ICRC report on the humanitarian crisis in North Kivu (DRC)

ICRC report on the humanitarian crisis in North Kivu (DRC) © Photo by RollingEarth via Istock

ICRC report on the humanitarian crisis in North Kivu in the Democratic Republic of Congo

According to the ICRC report, the humanitarian situation in the Democratic Republic of Congo (DRC) has deteriorated dramatically in recent months due to armed conflict and other instances of violence, particularly in the eastern parts of the country. Fighting between armed forces and armed groups, in particular the Congolese army and the March 23rd Movement (M23), has increased in October 2023, causing deaths and injuries among civilians and massive population displacements, greatly reducing people's access to basic services. According to the UN, it is estimated that out of a total population of 113.6 million, more than 25.4 million people will need aid in 2024.


  • Increase in the number of injured

In 2023, more than 1,000 people injured by weapons, including nearly 200 women and 40 children under the age of 15, received treatment in ICRC-supported hospitals in North Kivu. This number is 60% higher than the previous year's total and the total for the last quarter of 2023 is 112% higher than the same period in 2022.
More than 75% of the patients admitted to Ndosho Hospital were injured by firearms.
Meanwhile, the percentage of blast injuries increased from 1.72% in 2022 to 7.18% in 2023.

The fighting in urban areas is causing countless civilian deaths and a lot of suffering, mainly due to the shelling of towns, villages and refugee camps, where most of the civilian population lives.
The use of high-impact explosive weapons - large bombs, missiles, rockets, mortars and artillery shells - often has indiscriminate effects, as these weapons are designed for open battlefields.


  • Health care in crisis

The violence perpetuated is destroying the health system, just when the population needs it most. Some of the wounded do not succumb to their injuries, but die because they cannot get the medical care they need in time. Entire communities no longer have access to vital services such as maternal health care, child care or vaccination campaigns. Sometimes the infrastructure is so badly damaged that it collapses altogether.
In 2024, the ICRC recorded numerous incidents where people's access to healthcare was violated.
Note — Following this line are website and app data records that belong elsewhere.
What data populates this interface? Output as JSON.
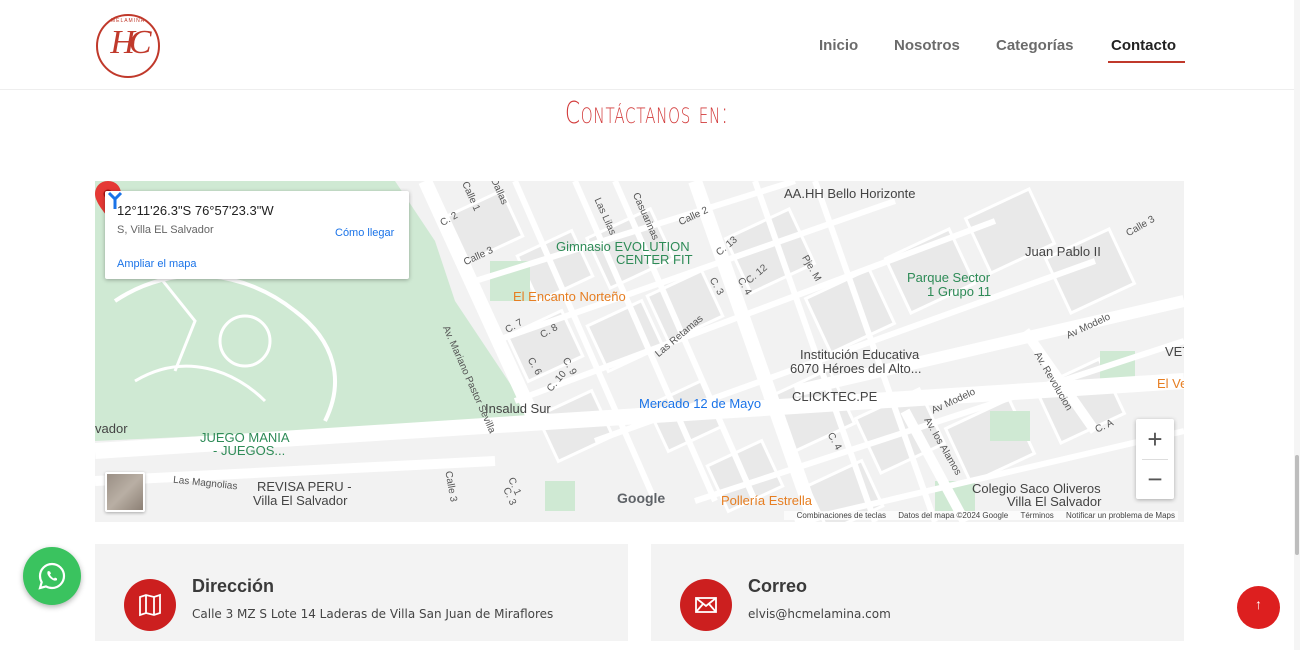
{
  "header": {
    "logo_text": "HC",
    "logo_arc": "MELAMINA",
    "nav": [
      {
        "label": "Inicio"
      },
      {
        "label": "Nosotros"
      },
      {
        "label": "Categorías"
      },
      {
        "label": "Contacto"
      }
    ],
    "active_nav": "Contacto"
  },
  "page_title": "Contáctanos en:",
  "map": {
    "coords": "12°11'26.3\"S 76°57'23.3\"W",
    "address": "S, Villa EL Salvador",
    "directions_label": "Cómo llegar",
    "expand_link": "Ampliar el mapa",
    "zoom_in": "+",
    "zoom_out": "−",
    "google": "Google",
    "attribution": [
      "Combinaciones de teclas",
      "Datos del mapa ©2024 Google",
      "Términos",
      "Notificar un problema de Maps"
    ],
    "places": {
      "bello_horizonte": "AA.HH Bello Horizonte",
      "gimnasio1": "Gimnasio EVOLUTION",
      "gimnasio2": "CENTER FIT",
      "juan_pablo": "Juan Pablo II",
      "parque1": "Parque Sector",
      "parque2": "1 Grupo 11",
      "encanto": "El Encanto Norteño",
      "institucion1": "Institución Educativa",
      "institucion2": "6070 Héroes del Alto...",
      "insalud": "Insalud Sur",
      "mercado": "Mercado 12 de Mayo",
      "clicktec": "CLICKTEC.PE",
      "juego1": "JUEGO MANIA",
      "juego2": "- JUEGOS...",
      "revisa1": "REVISA PERU -",
      "revisa2": "Villa El Salvador",
      "polleria": "Pollería Estrella",
      "colegio1": "Colegio Saco Oliveros",
      "colegio2": "Villa El Salvador",
      "vet": "VET",
      "elve": "El Ve",
      "vador": "vador"
    },
    "streets": {
      "av_mariano": "Av. Mariano Pastor Sevilla",
      "av_modelo": "Av Modelo",
      "av_modelo2": "Av Modelo",
      "av_revolucion": "Av. Revolucion",
      "av_alamos": "Av. los Alamos",
      "las_retamas": "Las Retamas",
      "las_magnolias": "Las Magnolias",
      "calle3": "Calle 3",
      "calle2": "C. 2",
      "c7": "C. 7",
      "c8": "C. 8",
      "c6": "C. 6",
      "c10": "C. 10",
      "c9": "C. 9",
      "c13": "C. 13",
      "c12": "C. 12",
      "c3": "C. 3",
      "c4": "C. 4",
      "pjem": "Pje. M",
      "calle2b": "Calle 2",
      "casuarinas": "Casuarinas",
      "laslilas": "Las Lilas",
      "calle1": "Calle 1",
      "dallas": "Dallas",
      "c4b": "C. 4",
      "ca": "C. A",
      "calle3b": "Calle 3",
      "c1": "C. 1",
      "c3b": "C. 3",
      "calle3c": "Calle 3"
    }
  },
  "contact": {
    "address_title": "Dirección",
    "address_text": "Calle 3 MZ S Lote 14 Laderas de Villa San Juan de Miraflores",
    "email_title": "Correo",
    "email_text": "elvis@hcmelamina.com"
  },
  "to_top_label": "↑",
  "colors": {
    "accent": "#cc1f1f",
    "title_red": "#d23a3a",
    "whatsapp": "#3ac35f",
    "card_bg": "#f3f3f3"
  }
}
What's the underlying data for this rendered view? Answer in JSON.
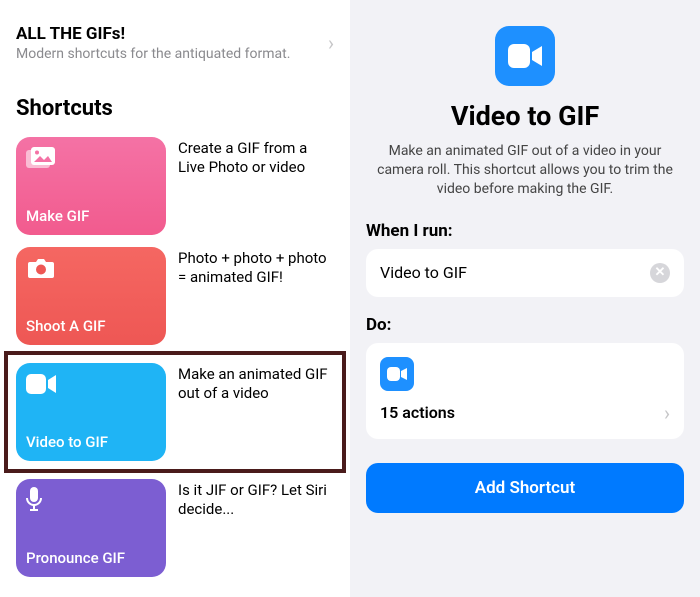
{
  "gallery": {
    "title": "ALL THE GIFs!",
    "subtitle": "Modern shortcuts for the antiquated format."
  },
  "section_title": "Shortcuts",
  "shortcuts": [
    {
      "name": "Make GIF",
      "desc": "Create a GIF from a Live Photo or video"
    },
    {
      "name": "Shoot A GIF",
      "desc": "Photo + photo + photo = animated GIF!"
    },
    {
      "name": "Video to GIF",
      "desc": "Make an animated GIF out of a video"
    },
    {
      "name": "Pronounce GIF",
      "desc": "Is it JIF or GIF? Let Siri decide..."
    }
  ],
  "detail": {
    "title": "Video to GIF",
    "desc": "Make an animated GIF out of a video in your camera roll. This shortcut allows you to trim the video before making the GIF.",
    "when_label": "When I run:",
    "when_value": "Video to GIF",
    "do_label": "Do:",
    "actions": "15 actions",
    "add_button": "Add Shortcut"
  }
}
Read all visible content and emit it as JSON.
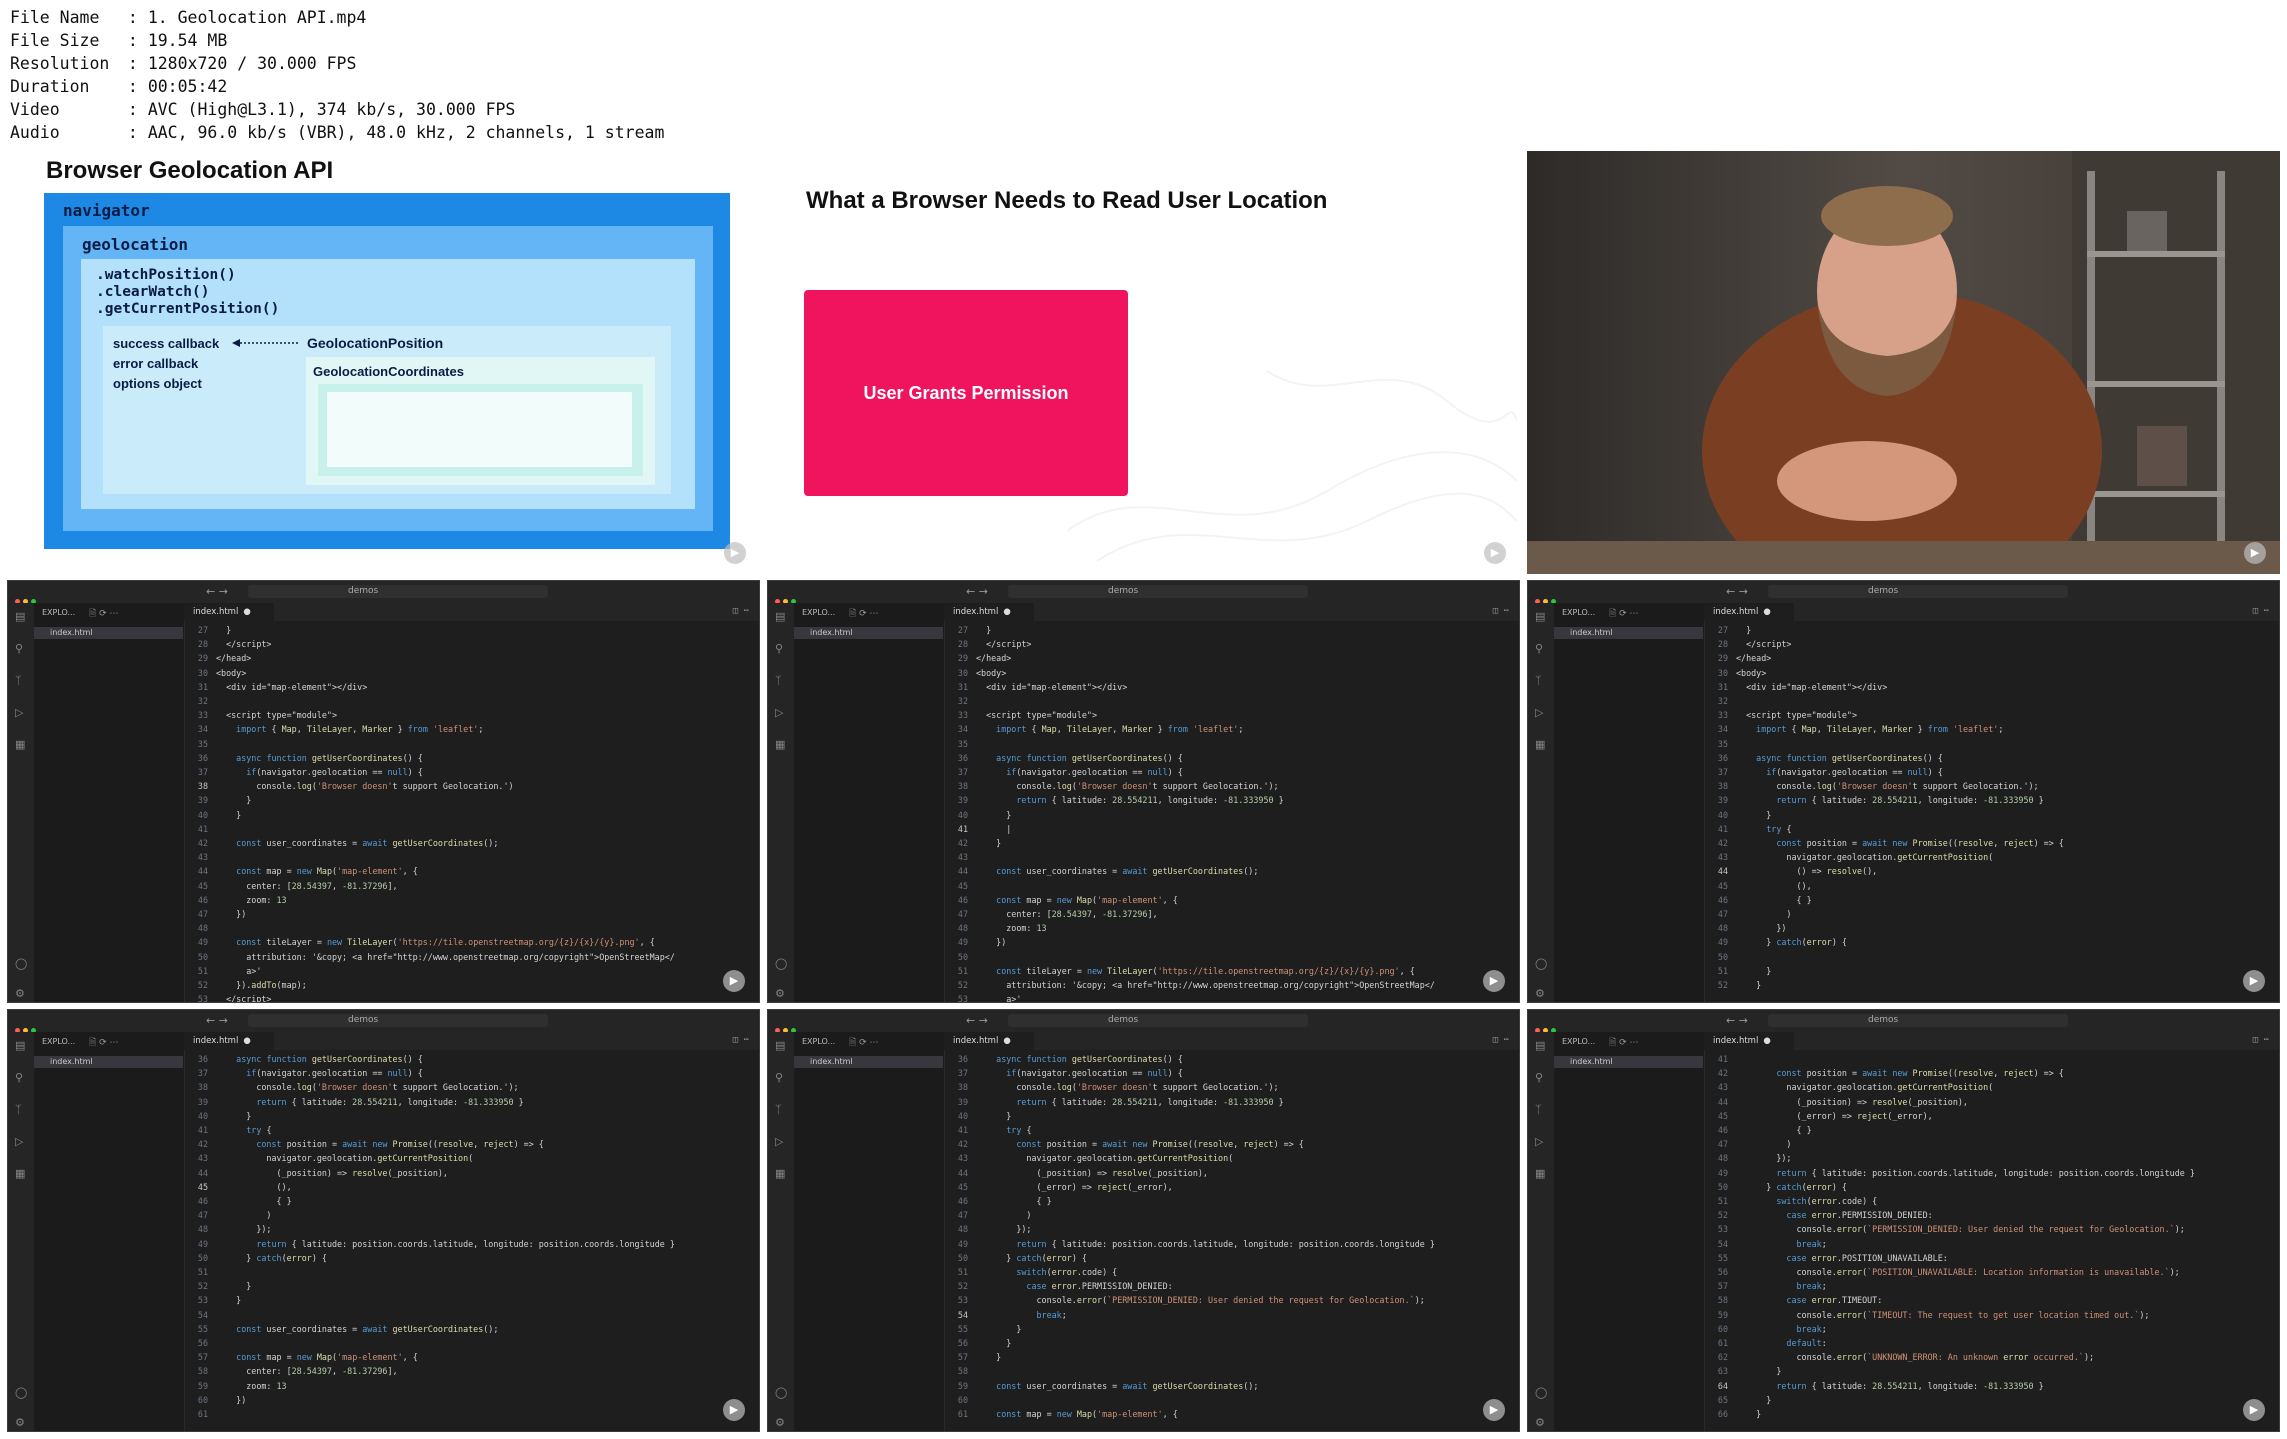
{
  "file_info": [
    {
      "key": "File Name",
      "value": "1. Geolocation API.mp4"
    },
    {
      "key": "File Size",
      "value": "19.54 MB"
    },
    {
      "key": "Resolution",
      "value": "1280x720 / 30.000 FPS"
    },
    {
      "key": "Duration",
      "value": "00:05:42"
    },
    {
      "key": "Video",
      "value": "AVC (High@L3.1), 374 kb/s, 30.000 FPS"
    },
    {
      "key": "Audio",
      "value": "AAC, 96.0 kb/s (VBR), 48.0 kHz, 2 channels, 1 stream"
    }
  ],
  "slide1": {
    "title": "Browser Geolocation API",
    "navigator": "navigator",
    "geolocation": "geolocation",
    "methods": [
      ".watchPosition()",
      ".clearWatch()",
      ".getCurrentPosition()"
    ],
    "params": [
      "success callback",
      "error callback",
      "options object"
    ],
    "position": "GeolocationPosition",
    "coordinates": "GeolocationCoordinates",
    "colors": {
      "outer": "#1e88e5",
      "mid": "#64b5f6",
      "inner": "#b3e0fb",
      "innermost": "#d8f4fb"
    }
  },
  "slide2": {
    "title": "What a Browser Needs to Read User Location",
    "card": "User Grants Permission",
    "card_color": "#f0145e"
  },
  "editor": {
    "search": "demos",
    "explorer": "EXPLO...",
    "file": "index.html",
    "tab": "index.html"
  }
}
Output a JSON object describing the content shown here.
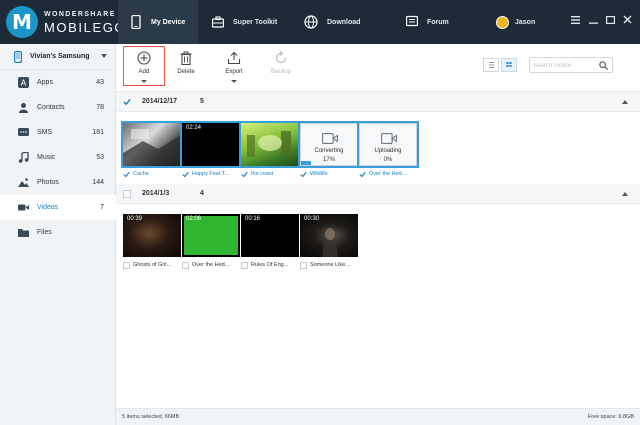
{
  "app": {
    "logo_mark": "M",
    "logo_top": "WONDERSHARE",
    "logo_bottom": "MOBILEGO"
  },
  "nav": {
    "tabs": [
      {
        "label": "My Device",
        "icon": "phone-icon",
        "active": true
      },
      {
        "label": "Super Toolkit",
        "icon": "toolbox-icon"
      },
      {
        "label": "Download",
        "icon": "globe-icon"
      },
      {
        "label": "Forum",
        "icon": "chat-icon"
      }
    ],
    "user": "Jason",
    "window_controls": [
      "menu-icon",
      "minimize-icon",
      "maximize-icon",
      "close-icon"
    ]
  },
  "sidebar": {
    "device_name": "Vivian's Samsung",
    "items": [
      {
        "label": "Apps",
        "count": "43",
        "icon": "apps-icon"
      },
      {
        "label": "Contacts",
        "count": "78",
        "icon": "contacts-icon"
      },
      {
        "label": "SMS",
        "count": "181",
        "icon": "sms-icon"
      },
      {
        "label": "Music",
        "count": "53",
        "icon": "music-icon"
      },
      {
        "label": "Photos",
        "count": "144",
        "icon": "photos-icon"
      },
      {
        "label": "Videos",
        "count": "7",
        "icon": "video-camera-icon",
        "active": true
      },
      {
        "label": "Files",
        "count": "",
        "icon": "folder-icon"
      }
    ]
  },
  "toolbar": {
    "add_label": "Add",
    "delete_label": "Delete",
    "export_label": "Export",
    "backup_label": "Backup",
    "search_placeholder": "Search Videos",
    "accent_color": "#3a9fd8",
    "highlight_color": "#e8564a"
  },
  "groups": [
    {
      "date": "2014/12/17",
      "count": "5",
      "expanded": true,
      "checked": true,
      "items": [
        {
          "title": "Cache",
          "duration": "",
          "selected": true
        },
        {
          "title": "Happy Feet T...",
          "duration": "02:24",
          "selected": true
        },
        {
          "title": "the coast",
          "duration": "",
          "selected": true
        },
        {
          "title": "Wildlife",
          "state": "Converting",
          "percent": "17%",
          "progress": 0.17,
          "selected": true
        },
        {
          "title": "Over the Hed...",
          "state": "Uploading",
          "percent": "0%",
          "progress": 0,
          "selected": true
        }
      ]
    },
    {
      "date": "2014/1/3",
      "count": "4",
      "expanded": true,
      "checked": false,
      "items": [
        {
          "title": "Ghosts of Girl...",
          "duration": "00:39",
          "selected": false
        },
        {
          "title": "Over the Hed...",
          "duration": "02:06",
          "selected": false
        },
        {
          "title": "Rules Of Eng...",
          "duration": "00:16",
          "selected": false
        },
        {
          "title": "Someone Like...",
          "duration": "00:30",
          "selected": false
        }
      ]
    }
  ],
  "status": {
    "selection": "5 items selected, 66MB",
    "free_space": "Free space: 9.8GB"
  }
}
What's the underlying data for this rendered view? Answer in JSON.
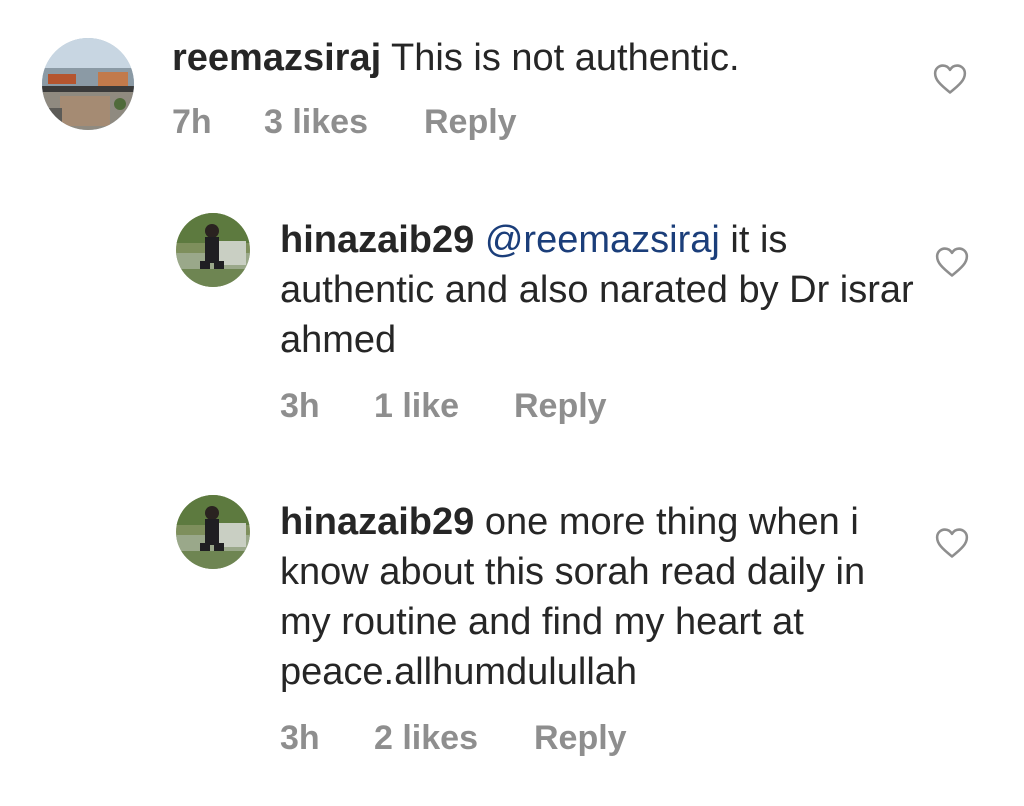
{
  "comments": [
    {
      "username": "reemazsiraj",
      "mention": "",
      "text": "This is not authentic.",
      "time": "7h",
      "likes": "3 likes",
      "reply_label": "Reply"
    }
  ],
  "replies": [
    {
      "username": "hinazaib29",
      "mention": "@reemazsiraj",
      "text": " it is authentic and also narated by Dr israr ahmed",
      "time": "3h",
      "likes": "1 like",
      "reply_label": "Reply"
    },
    {
      "username": "hinazaib29",
      "mention": "",
      "text": "one more thing when i know about this sorah read daily in my routine and find my heart at peace.allhumdulullah",
      "time": "3h",
      "likes": "2 likes",
      "reply_label": "Reply"
    }
  ],
  "icons": {
    "like": "heart-outline-icon"
  },
  "colors": {
    "text": "#262626",
    "meta": "#8e8e8e",
    "mention": "#1b3e7a"
  }
}
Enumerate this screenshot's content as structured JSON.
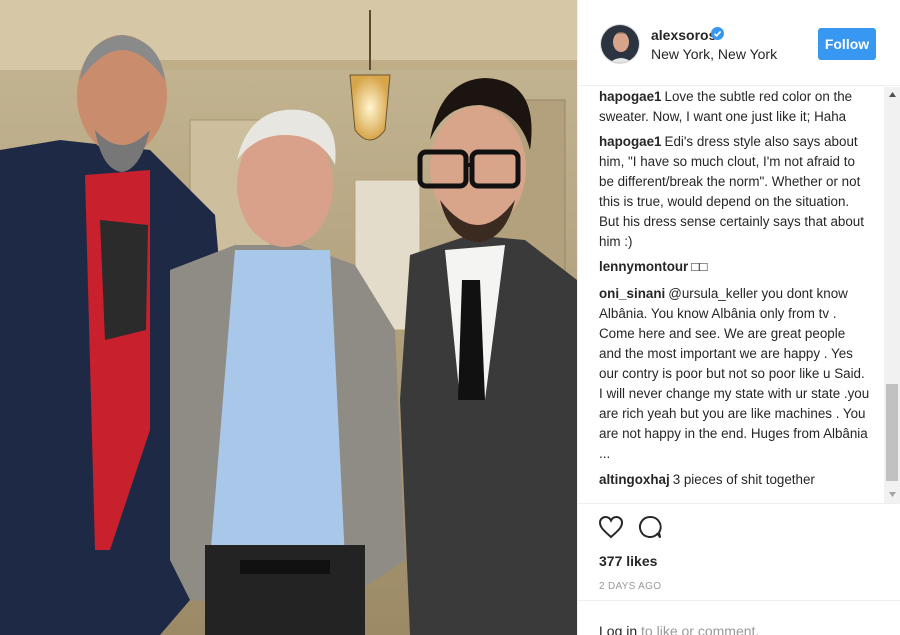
{
  "photo": {
    "subject_icon": "photo-three-men-icon"
  },
  "header": {
    "username": "alexsoros",
    "verified_icon": "verified-badge-icon",
    "location": "New York, New York",
    "follow_label": "Follow",
    "avatar_icon": "profile-avatar-icon"
  },
  "comments": [
    {
      "user": "hapogae1",
      "text": "Love the subtle red color on the sweater. Now, I want one just like it; Haha"
    },
    {
      "user": "hapogae1",
      "text": "Edi's dress style also says about him, \"I have so much clout, I'm not afraid to be different/break the norm\". Whether or not this is true, would depend on the situation. But his dress sense certainly says that about him :)"
    },
    {
      "user": "lennymontour",
      "text": "□□"
    },
    {
      "user": "oni_sinani",
      "text": "@ursula_keller you dont know Albânia. You know Albânia only from tv . Come here and see. We are great people and the most important we are happy . Yes our contry is poor but not so poor like u Said. I will never change my state with ur state .you are rich yeah but you are like machines . You are not happy in the end. Huges from Albânia ..."
    },
    {
      "user": "altingoxhaj",
      "text": "3 pieces of shit together"
    }
  ],
  "actions": {
    "like_icon": "heart-icon",
    "comment_icon": "comment-bubble-icon",
    "likes_text": "377 likes",
    "time_text": "2 DAYS AGO"
  },
  "footer": {
    "login_link": "Log in",
    "login_suffix": " to like or comment.",
    "more_icon": "more-options-icon"
  },
  "colors": {
    "accent": "#3897f0",
    "text": "#262626",
    "muted": "#999999"
  }
}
These are mainly acts of violence against health services, during which armed men break into facilities and health personnel are forced to violate medical ethics or other rules protecting the wounded and sick.
Increased fighting also hampers the supply of medicines and other medical supplies to hospitals in conflict zones; those facilities that are still able to function lack supplies and are struggling with the increasing number of displaced, sick and injured people.


  • Victims of sexual violence

Sexual violence in the context of armed conflict is a long-standing and persistent problem in the DRC. This form of violence has become commonplace, leading to the systematic rejection of victims by their communities.
According to the coordination group on gender-based violence in North Kivu, cases of violence against girls and women in the province increased by 37% in the first three months of 2023, compared to the same period in 2022.
There is also a severe lack of infrastructure and human resources to support victims. Despite the free medication-particularly the post-rape kit-provided to victims of sexual violence by the Ministry of Health, logistical problems of distribution of necessary supplies to health facilities and lack of safe access are major obstacles preventing victims from getting the care they need.
Preventing and remedying sexual violence is a key priority for the ICRC, which constantly reminds the parties to the conflict of their obligation to prevent sexual violence, which is a serious violation of international humanitarian law, and to prosecute and investigate such crimes are they have occurred.


  • Difficult situation of displaced people

With a total of seven million people internally displaced, in 2023 the DRC had the highest number of IDPs ever recorded, according to UN figures. At least 5.5 million people are displaced in the eastern parts of the country, including 2.5 million in North Kivu province alone.
While people tend to flee to Goma or other large cities, some are stranded in remote areas. Only 20% of the displaced arrive in camps where they can receive aid from humanitarian organisations, the rest are stranded due to logistical obstacles or lack of safe access.


  • Missing people

Large numbers of the civilian population have fled the violence in the east of the country and thousands of families have often been split up. Throughout the region, many people - especially unaccompanied children - need help to find and contact their families.
Over the past three years, some 2,400 people a year have contacted the ICRC for assistance in locating their loved ones, and about 80% were children.
There are, however, numerous problems in getting families to reconcile, ranging from a lack of accurate information on wanted persons, especially when requests are made by children, to the complex geography of the country and the unstable security situation in many areas.



  • Children recruited into armed forces or groups

There has been a marked increase in the recruitment of children during conflicts, with adolescents in particular being most at risk. In the DRC, over 1,100 such cases were confirmed by the UN between January and September 2023.
While many children were forcibly recruited, others joined voluntarily, as a means of survival or to defend their community.
Through its child protection programme, the ICRC supports those who have left armed forces and groups or those at risk of recruitment, helping them to access school or training.
This work is done in close cooperation with families and includes raising awareness of the problem of child recruitment within communities.




To know more, read:



Read 1825 times